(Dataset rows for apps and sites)
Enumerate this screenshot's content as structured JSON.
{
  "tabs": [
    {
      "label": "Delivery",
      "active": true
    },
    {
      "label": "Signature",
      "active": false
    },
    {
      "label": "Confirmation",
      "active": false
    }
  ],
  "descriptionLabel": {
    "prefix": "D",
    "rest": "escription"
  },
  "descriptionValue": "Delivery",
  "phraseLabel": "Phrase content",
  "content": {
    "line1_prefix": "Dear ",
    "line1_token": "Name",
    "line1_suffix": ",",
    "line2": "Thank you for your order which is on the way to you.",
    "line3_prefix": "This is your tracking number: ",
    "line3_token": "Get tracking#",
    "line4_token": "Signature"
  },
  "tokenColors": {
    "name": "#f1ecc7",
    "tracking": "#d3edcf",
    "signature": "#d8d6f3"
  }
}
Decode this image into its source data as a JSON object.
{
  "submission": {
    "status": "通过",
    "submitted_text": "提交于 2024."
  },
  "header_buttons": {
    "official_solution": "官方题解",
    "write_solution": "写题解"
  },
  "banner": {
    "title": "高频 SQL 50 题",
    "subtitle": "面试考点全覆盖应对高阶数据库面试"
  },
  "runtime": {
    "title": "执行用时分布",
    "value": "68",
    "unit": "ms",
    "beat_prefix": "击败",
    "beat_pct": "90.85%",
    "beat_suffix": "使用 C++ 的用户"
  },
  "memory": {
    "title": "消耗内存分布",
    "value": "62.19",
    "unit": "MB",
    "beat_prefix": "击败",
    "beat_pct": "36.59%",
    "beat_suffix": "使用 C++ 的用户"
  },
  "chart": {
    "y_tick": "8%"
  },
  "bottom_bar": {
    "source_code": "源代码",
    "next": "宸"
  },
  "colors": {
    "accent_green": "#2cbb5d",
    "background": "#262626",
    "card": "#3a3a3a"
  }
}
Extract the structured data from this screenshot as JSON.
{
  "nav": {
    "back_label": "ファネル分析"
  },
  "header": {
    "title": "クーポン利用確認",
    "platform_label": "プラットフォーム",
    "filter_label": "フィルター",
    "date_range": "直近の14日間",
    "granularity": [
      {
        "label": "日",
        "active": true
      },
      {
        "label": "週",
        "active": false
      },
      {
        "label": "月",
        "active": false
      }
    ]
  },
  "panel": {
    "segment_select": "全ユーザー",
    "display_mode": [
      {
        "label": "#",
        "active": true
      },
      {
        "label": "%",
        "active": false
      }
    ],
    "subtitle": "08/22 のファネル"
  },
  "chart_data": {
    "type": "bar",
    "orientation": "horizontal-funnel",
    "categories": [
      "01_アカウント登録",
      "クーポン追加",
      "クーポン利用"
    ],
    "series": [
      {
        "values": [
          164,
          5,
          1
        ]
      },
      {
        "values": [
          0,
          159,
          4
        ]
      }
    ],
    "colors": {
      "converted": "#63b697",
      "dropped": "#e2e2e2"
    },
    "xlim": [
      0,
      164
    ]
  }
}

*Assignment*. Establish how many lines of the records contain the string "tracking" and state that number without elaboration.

*Output for this task*. 3